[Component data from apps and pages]
┄┄┄┄┄┄┄┄┄┄┄┄┄┄┄┄┄┄┄┄
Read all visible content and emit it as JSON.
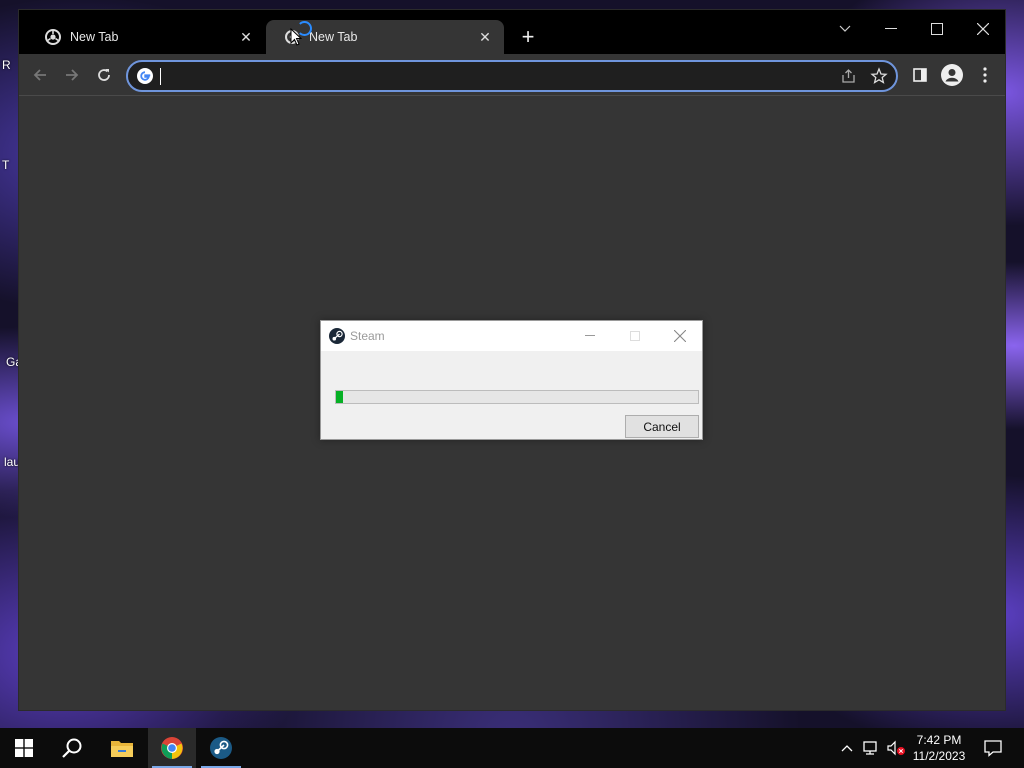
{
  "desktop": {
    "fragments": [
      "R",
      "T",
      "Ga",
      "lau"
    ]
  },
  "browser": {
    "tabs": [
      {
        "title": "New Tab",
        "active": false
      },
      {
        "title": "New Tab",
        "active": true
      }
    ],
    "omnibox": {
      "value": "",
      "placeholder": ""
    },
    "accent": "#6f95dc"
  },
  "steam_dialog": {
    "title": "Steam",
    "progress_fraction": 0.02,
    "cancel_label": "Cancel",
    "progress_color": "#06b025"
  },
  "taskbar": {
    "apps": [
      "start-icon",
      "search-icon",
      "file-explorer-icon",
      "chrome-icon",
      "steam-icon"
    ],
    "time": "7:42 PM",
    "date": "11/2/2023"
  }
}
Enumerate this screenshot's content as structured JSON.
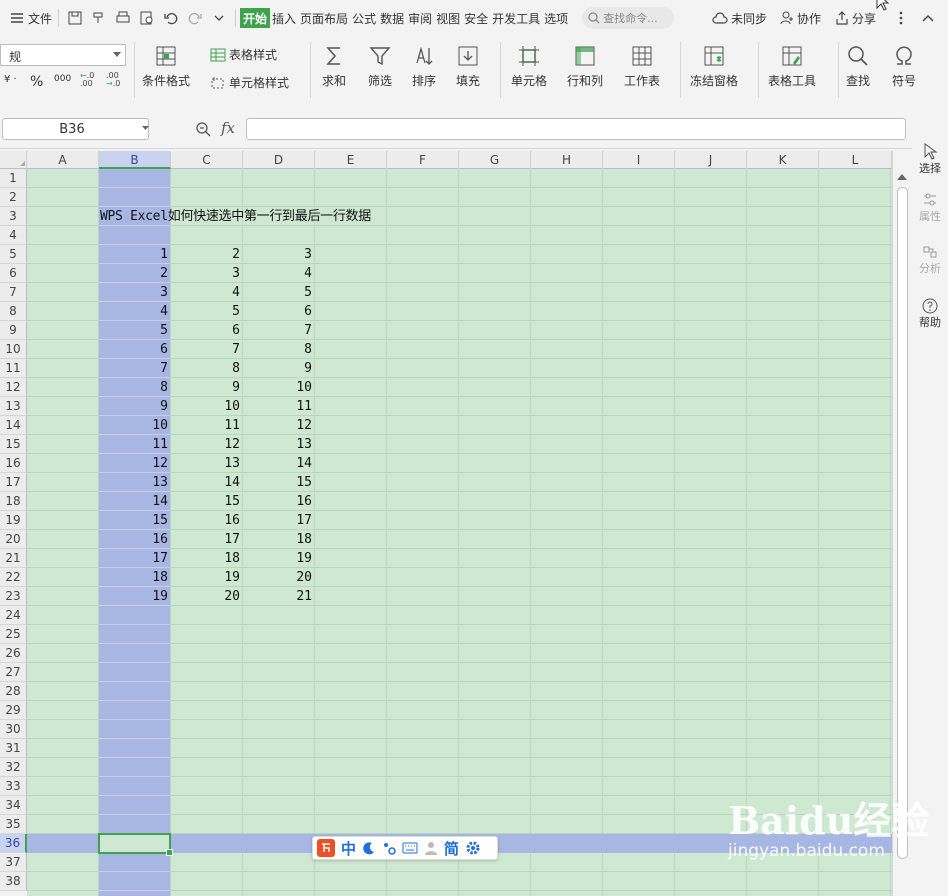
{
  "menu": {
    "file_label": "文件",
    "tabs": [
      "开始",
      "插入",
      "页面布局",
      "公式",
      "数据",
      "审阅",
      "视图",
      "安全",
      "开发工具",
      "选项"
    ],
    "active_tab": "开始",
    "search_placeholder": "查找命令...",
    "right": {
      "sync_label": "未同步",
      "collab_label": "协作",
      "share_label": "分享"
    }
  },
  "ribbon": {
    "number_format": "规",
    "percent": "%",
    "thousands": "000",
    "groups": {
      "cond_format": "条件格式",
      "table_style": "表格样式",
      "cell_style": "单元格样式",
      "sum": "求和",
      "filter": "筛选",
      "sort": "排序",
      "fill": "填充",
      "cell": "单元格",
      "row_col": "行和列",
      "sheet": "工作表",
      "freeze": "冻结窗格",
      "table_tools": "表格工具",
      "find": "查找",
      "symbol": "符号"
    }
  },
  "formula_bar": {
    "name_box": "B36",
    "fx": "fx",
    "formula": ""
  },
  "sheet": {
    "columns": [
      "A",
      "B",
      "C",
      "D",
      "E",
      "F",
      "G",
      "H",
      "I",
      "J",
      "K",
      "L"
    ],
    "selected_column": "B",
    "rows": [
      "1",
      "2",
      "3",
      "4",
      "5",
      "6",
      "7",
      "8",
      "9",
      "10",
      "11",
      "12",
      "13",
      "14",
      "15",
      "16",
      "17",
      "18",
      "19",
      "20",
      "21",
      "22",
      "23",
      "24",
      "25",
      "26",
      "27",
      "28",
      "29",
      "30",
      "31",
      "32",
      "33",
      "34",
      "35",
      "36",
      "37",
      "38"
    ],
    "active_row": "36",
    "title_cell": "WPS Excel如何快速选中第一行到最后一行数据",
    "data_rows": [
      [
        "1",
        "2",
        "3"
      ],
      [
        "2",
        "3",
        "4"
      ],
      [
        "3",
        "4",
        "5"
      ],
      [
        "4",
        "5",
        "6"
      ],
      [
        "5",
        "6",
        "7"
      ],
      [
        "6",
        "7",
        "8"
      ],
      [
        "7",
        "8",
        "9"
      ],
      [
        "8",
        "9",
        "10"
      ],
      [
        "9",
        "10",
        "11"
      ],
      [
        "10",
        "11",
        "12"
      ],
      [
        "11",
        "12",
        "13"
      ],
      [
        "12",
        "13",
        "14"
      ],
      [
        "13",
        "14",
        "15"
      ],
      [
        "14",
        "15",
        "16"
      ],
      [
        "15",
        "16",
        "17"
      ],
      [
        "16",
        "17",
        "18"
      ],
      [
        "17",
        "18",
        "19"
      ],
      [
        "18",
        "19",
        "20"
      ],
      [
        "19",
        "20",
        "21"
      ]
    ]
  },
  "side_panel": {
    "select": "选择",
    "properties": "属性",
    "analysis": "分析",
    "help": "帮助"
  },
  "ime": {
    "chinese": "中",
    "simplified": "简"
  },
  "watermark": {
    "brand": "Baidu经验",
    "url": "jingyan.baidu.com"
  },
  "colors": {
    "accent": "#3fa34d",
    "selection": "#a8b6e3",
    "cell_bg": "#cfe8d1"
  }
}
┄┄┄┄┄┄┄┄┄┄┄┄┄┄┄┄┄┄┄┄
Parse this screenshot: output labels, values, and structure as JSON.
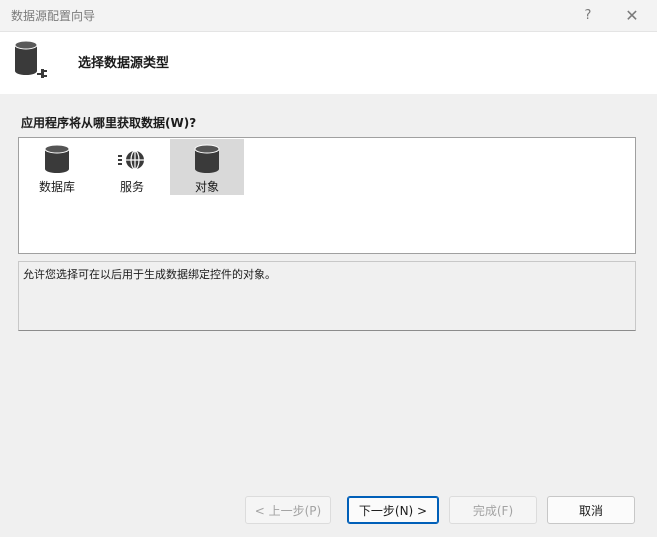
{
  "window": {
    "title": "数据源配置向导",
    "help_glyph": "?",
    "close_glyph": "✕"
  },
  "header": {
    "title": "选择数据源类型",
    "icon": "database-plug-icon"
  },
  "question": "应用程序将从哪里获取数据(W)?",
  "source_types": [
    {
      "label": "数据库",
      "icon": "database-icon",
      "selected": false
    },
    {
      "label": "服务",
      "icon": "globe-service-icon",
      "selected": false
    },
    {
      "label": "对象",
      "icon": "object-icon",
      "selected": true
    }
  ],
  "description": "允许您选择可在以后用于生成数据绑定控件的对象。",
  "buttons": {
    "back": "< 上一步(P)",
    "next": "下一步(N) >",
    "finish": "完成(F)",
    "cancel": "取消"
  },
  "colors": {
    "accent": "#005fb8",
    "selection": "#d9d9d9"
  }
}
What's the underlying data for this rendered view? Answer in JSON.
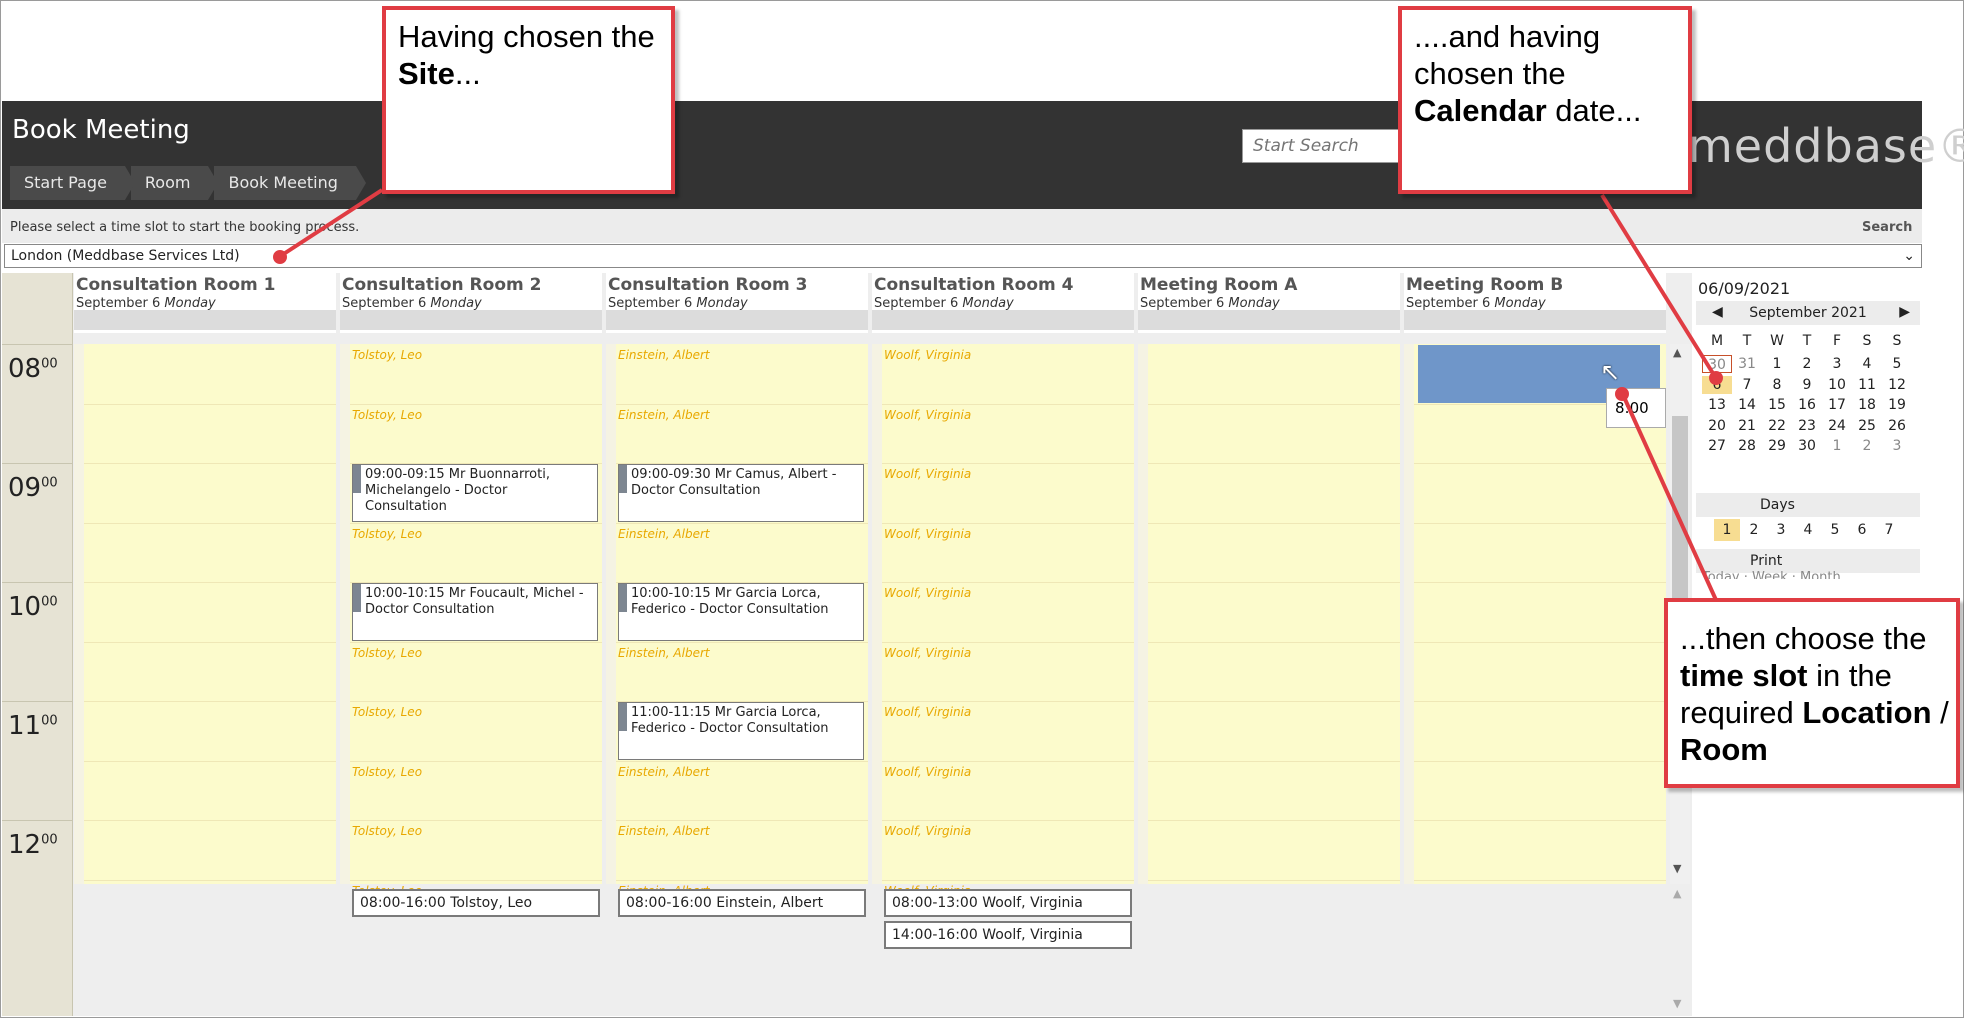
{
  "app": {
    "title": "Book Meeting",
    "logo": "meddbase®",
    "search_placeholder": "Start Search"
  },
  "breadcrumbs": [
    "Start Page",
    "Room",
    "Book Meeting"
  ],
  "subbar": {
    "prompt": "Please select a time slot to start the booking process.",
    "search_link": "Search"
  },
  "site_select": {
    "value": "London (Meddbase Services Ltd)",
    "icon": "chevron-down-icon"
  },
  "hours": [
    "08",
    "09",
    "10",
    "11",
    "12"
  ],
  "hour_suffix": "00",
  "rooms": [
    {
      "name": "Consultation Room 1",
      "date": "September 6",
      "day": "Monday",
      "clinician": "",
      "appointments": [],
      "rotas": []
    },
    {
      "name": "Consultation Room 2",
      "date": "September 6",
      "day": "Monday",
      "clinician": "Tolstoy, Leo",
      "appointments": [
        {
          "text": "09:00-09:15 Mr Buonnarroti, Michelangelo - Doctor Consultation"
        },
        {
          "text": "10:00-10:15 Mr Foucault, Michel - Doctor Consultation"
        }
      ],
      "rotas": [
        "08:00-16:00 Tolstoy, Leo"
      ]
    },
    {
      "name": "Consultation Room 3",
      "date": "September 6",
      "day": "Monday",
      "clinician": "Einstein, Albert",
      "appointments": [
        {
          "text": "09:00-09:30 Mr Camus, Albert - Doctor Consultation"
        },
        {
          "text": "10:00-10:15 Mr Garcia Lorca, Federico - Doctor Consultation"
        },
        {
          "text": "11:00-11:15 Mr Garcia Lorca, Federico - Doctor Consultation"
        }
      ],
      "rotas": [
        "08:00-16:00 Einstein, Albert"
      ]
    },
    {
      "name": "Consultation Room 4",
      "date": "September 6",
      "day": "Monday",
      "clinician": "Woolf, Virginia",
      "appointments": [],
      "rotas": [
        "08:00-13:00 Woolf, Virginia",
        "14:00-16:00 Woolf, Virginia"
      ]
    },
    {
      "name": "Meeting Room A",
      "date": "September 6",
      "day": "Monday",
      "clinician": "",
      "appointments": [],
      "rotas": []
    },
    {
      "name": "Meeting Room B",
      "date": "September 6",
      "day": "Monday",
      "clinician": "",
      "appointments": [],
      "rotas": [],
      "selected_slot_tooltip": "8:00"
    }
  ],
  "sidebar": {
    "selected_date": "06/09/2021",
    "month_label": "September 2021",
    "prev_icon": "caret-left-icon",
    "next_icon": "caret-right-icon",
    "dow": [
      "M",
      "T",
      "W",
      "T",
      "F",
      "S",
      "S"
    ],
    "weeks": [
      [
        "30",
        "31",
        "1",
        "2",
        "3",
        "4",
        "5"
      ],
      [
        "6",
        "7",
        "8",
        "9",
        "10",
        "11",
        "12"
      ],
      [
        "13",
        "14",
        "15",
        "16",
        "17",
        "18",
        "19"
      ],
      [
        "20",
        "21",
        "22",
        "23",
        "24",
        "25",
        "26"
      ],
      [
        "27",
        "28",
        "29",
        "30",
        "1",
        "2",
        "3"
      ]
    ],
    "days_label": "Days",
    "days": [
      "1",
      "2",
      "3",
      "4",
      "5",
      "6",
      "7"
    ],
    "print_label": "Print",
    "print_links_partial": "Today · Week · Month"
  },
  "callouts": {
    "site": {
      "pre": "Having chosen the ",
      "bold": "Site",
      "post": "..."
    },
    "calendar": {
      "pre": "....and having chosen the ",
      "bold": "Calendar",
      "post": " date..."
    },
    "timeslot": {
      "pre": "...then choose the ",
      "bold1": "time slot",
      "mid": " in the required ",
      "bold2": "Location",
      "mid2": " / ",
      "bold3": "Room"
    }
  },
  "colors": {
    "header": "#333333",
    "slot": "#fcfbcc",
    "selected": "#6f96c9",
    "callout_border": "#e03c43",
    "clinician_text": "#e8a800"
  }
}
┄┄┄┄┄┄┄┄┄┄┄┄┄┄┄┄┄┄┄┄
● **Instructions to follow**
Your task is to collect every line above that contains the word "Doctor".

● **Written answer**
          "text": "09:00-09:15 Mr Buonnarroti, Michelangelo - Doctor Consultation"
          "text": "10:00-10:15 Mr Foucault, Michel - Doctor Consultation"
          "text": "09:00-09:30 Mr Camus, Albert - Doctor Consultation"
          "text": "10:00-10:15 Mr Garcia Lorca, Federico - Doctor Consultation"
          "text": "11:00-11:15 Mr Garcia Lorca, Federico - Doctor Consultation"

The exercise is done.